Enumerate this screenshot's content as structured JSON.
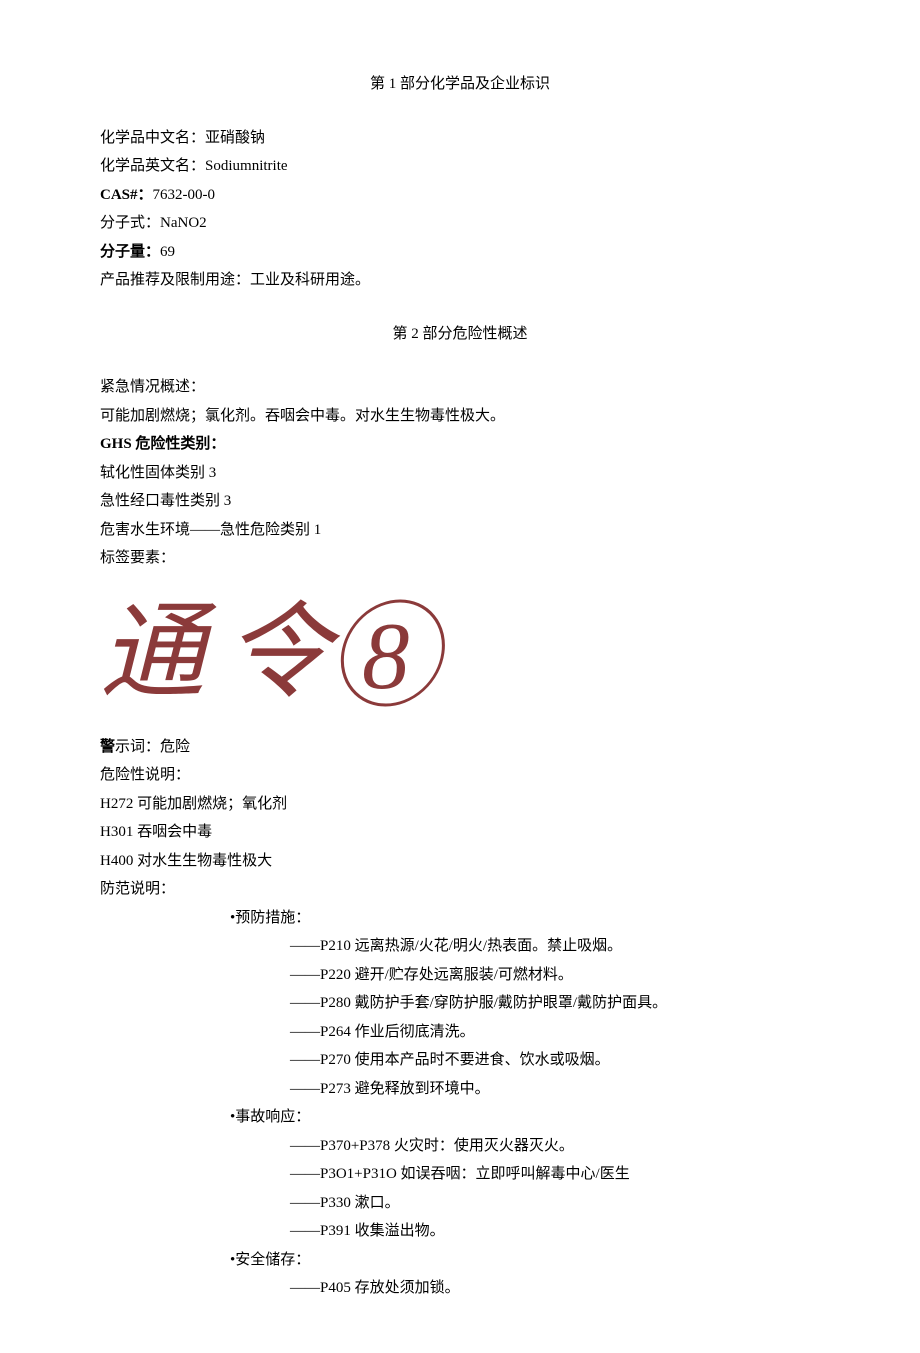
{
  "section1": {
    "title": "第 1 部分化学品及企业标识",
    "name_cn_label": "化学品中文名：",
    "name_cn": "亚硝酸钠",
    "name_en_label": "化学品英文名：",
    "name_en": "Sodiumnitrite",
    "cas_label": "CAS#：",
    "cas": "7632-00-0",
    "formula_label": "分子式：",
    "formula": "NaNO2",
    "mw_label": "分子量：",
    "mw": "69",
    "use_label": "产品推荐及限制用途：",
    "use": "工业及科研用途。"
  },
  "section2": {
    "title": "第 2 部分危险性概述",
    "emergency_label": "紧急情况概述：",
    "emergency_text": "可能加剧燃烧；氯化剂。吞咽会中毒。对水生生物毒性极大。",
    "ghs_label": "GHS 危险性类别：",
    "ghs_cat1": "轼化性固体类别 3",
    "ghs_cat2": "急性经口毒性类别 3",
    "ghs_cat3": "危害水生环境——急性危险类别 1",
    "label_elements": "标签要素：",
    "pictogram_text": "通令⑧",
    "signal_label": "警",
    "signal_rest": "示词：危险",
    "hazard_label": "危险性说明：",
    "h272": "H272 可能加剧燃烧；氧化剂",
    "h301": "H301 吞咽会中毒",
    "h400": "H400 对水生生物毒性极大",
    "precaution_label": "防范说明：",
    "prevention_header": "•预防措施：",
    "p210": "——P210 远离热源/火花/明火/热表面。禁止吸烟。",
    "p220": "——P220 避开/贮存处远离服装/可燃材料。",
    "p280": "——P280 戴防护手套/穿防护服/戴防护眼罩/戴防护面具。",
    "p264": "——P264 作业后彻底清洗。",
    "p270": "——P270 使用本产品时不要进食、饮水或吸烟。",
    "p273": "——P273 避免释放到环境中。",
    "response_header": "•事故响应：",
    "p370_378": "——P370+P378 火灾时：使用灭火器灭火。",
    "p301_310": "——P3O1+P31O 如误吞咽：立即呼叫解毒中心/医生",
    "p330": "——P330 漱口。",
    "p391": "——P391 收集溢出物。",
    "storage_header": "•安全储存：",
    "p405": "——P405 存放处须加锁。"
  }
}
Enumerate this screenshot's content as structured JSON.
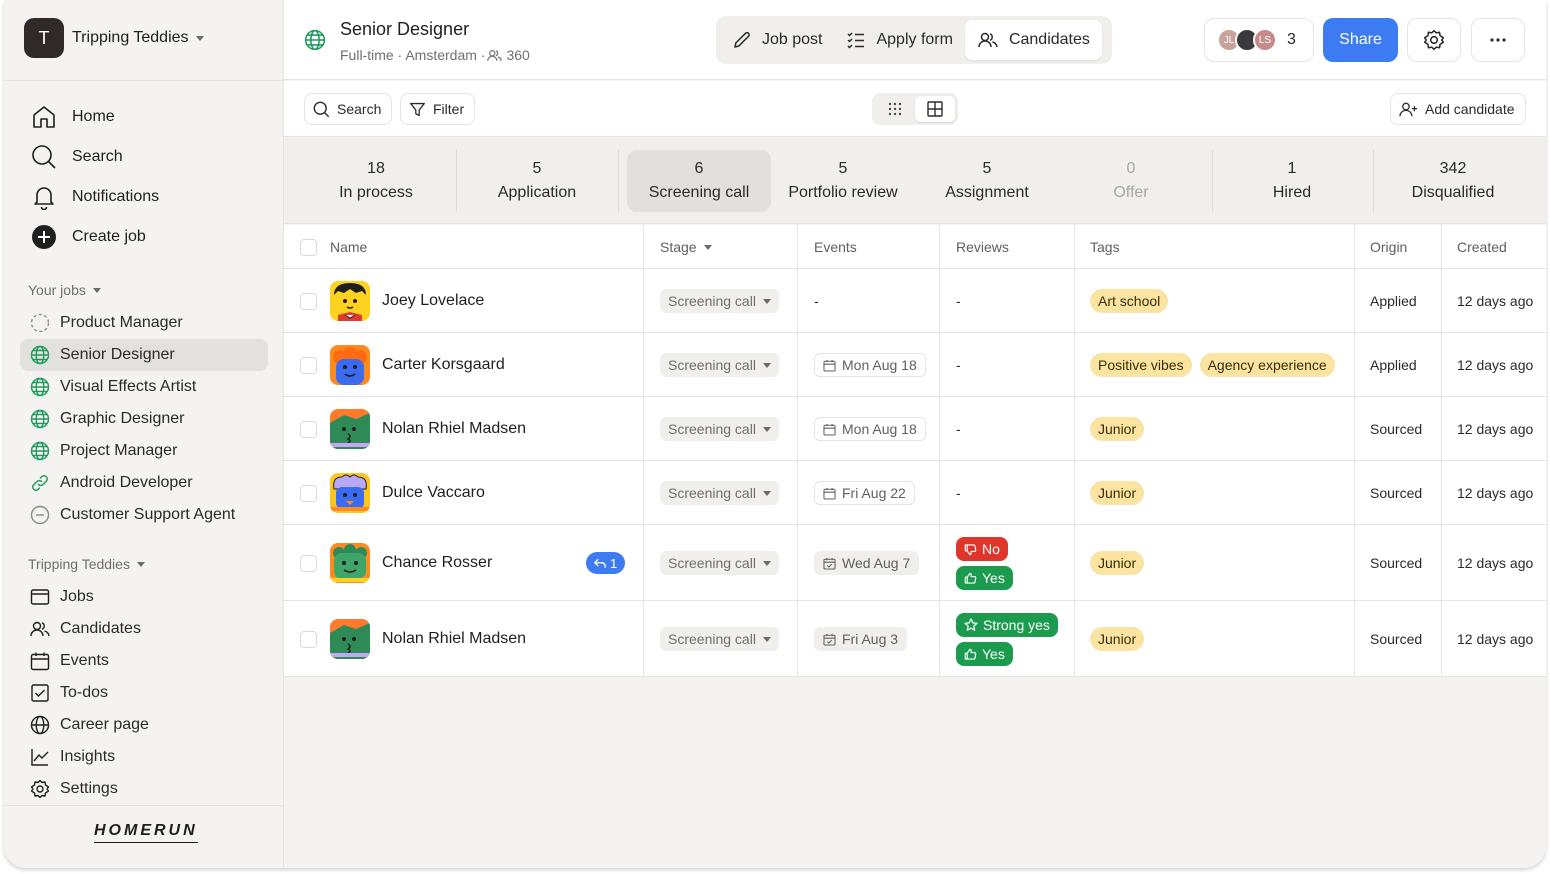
{
  "workspace": {
    "initial": "T",
    "name": "Tripping Teddies"
  },
  "nav": [
    {
      "label": "Home",
      "icon": "home-icon"
    },
    {
      "label": "Search",
      "icon": "search-icon"
    },
    {
      "label": "Notifications",
      "icon": "bell-icon"
    },
    {
      "label": "Create job",
      "icon": "plus-circle-icon"
    }
  ],
  "your_jobs": {
    "title": "Your jobs",
    "items": [
      {
        "label": "Product Manager",
        "icon": "draft-circle-icon"
      },
      {
        "label": "Senior Designer",
        "icon": "globe-icon",
        "active": true
      },
      {
        "label": "Visual Effects Artist",
        "icon": "globe-icon"
      },
      {
        "label": "Graphic Designer",
        "icon": "globe-icon"
      },
      {
        "label": "Project Manager",
        "icon": "globe-icon"
      },
      {
        "label": "Android Developer",
        "icon": "link-icon"
      },
      {
        "label": "Customer Support Agent",
        "icon": "minus-circle-icon"
      }
    ]
  },
  "company": {
    "title": "Tripping Teddies",
    "items": [
      {
        "label": "Jobs",
        "icon": "jobs-icon"
      },
      {
        "label": "Candidates",
        "icon": "people-icon"
      },
      {
        "label": "Events",
        "icon": "calendar-icon"
      },
      {
        "label": "To-dos",
        "icon": "checkbox-icon"
      },
      {
        "label": "Career page",
        "icon": "globe-icon"
      },
      {
        "label": "Insights",
        "icon": "chart-icon"
      },
      {
        "label": "Settings",
        "icon": "gear-icon"
      }
    ]
  },
  "logo": "HOMERUN",
  "job": {
    "title": "Senior Designer",
    "subtitle": "Full-time · Amsterdam · ",
    "candidates_count": "360"
  },
  "tabs": [
    {
      "label": "Job post",
      "icon": "pencil-icon"
    },
    {
      "label": "Apply form",
      "icon": "list-check-icon"
    },
    {
      "label": "Candidates",
      "icon": "people-icon",
      "active": true
    }
  ],
  "collaborators": {
    "avatars": [
      {
        "initials": "JL",
        "color": "#c9a39a"
      },
      {
        "initials": "",
        "color": "#3a3a3a"
      },
      {
        "initials": "LS",
        "color": "#c48b8b"
      }
    ],
    "count": "3"
  },
  "share_label": "Share",
  "toolbar": {
    "search": "Search",
    "filter": "Filter",
    "add_candidate": "Add candidate"
  },
  "stages": [
    {
      "count": "18",
      "label": "In process"
    },
    {
      "count": "5",
      "label": "Application"
    },
    {
      "count": "6",
      "label": "Screening call",
      "active": true
    },
    {
      "count": "5",
      "label": "Portfolio review"
    },
    {
      "count": "5",
      "label": "Assignment"
    },
    {
      "count": "0",
      "label": "Offer",
      "dim": true
    },
    {
      "count": "1",
      "label": "Hired"
    },
    {
      "count": "342",
      "label": "Disqualified"
    }
  ],
  "columns": {
    "name": "Name",
    "stage": "Stage",
    "events": "Events",
    "reviews": "Reviews",
    "tags": "Tags",
    "origin": "Origin",
    "created": "Created"
  },
  "candidates": [
    {
      "name": "Joey Lovelace",
      "stage": "Screening call",
      "event": "-",
      "reviews": "-",
      "tags": [
        "Art school"
      ],
      "origin": "Applied",
      "created": "12 days ago"
    },
    {
      "name": "Carter Korsgaard",
      "stage": "Screening call",
      "event": "Mon Aug 18",
      "reviews": "-",
      "tags": [
        "Positive vibes",
        "Agency experience"
      ],
      "origin": "Applied",
      "created": "12 days ago"
    },
    {
      "name": "Nolan Rhiel Madsen",
      "stage": "Screening call",
      "event": "Mon Aug 18",
      "reviews": "-",
      "tags": [
        "Junior"
      ],
      "origin": "Sourced",
      "created": "12 days ago"
    },
    {
      "name": "Dulce Vaccaro",
      "stage": "Screening call",
      "event": "Fri Aug 22",
      "reviews": "-",
      "tags": [
        "Junior"
      ],
      "origin": "Sourced",
      "created": "12 days ago"
    },
    {
      "name": "Chance Rosser",
      "reply_count": "1",
      "stage": "Screening call",
      "event": "Wed Aug 7",
      "review_badges": [
        "No",
        "Yes"
      ],
      "tags": [
        "Junior"
      ],
      "origin": "Sourced",
      "created": "12 days ago"
    },
    {
      "name": "Nolan Rhiel Madsen",
      "stage": "Screening call",
      "event": "Fri Aug 3",
      "review_badges": [
        "Strong yes",
        "Yes"
      ],
      "tags": [
        "Junior"
      ],
      "origin": "Sourced",
      "created": "12 days ago"
    }
  ],
  "colors": {
    "accent": "#3d7bf2",
    "tag": "#fbe3a1",
    "review_no": "#e0352b",
    "review_yes": "#1c9b4f",
    "globe": "#1d9b5c"
  }
}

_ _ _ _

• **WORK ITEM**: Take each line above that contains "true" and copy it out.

• **SOLVED PROBLEM**:
        "active": true
      "active": true
      "active": true
      "dim": true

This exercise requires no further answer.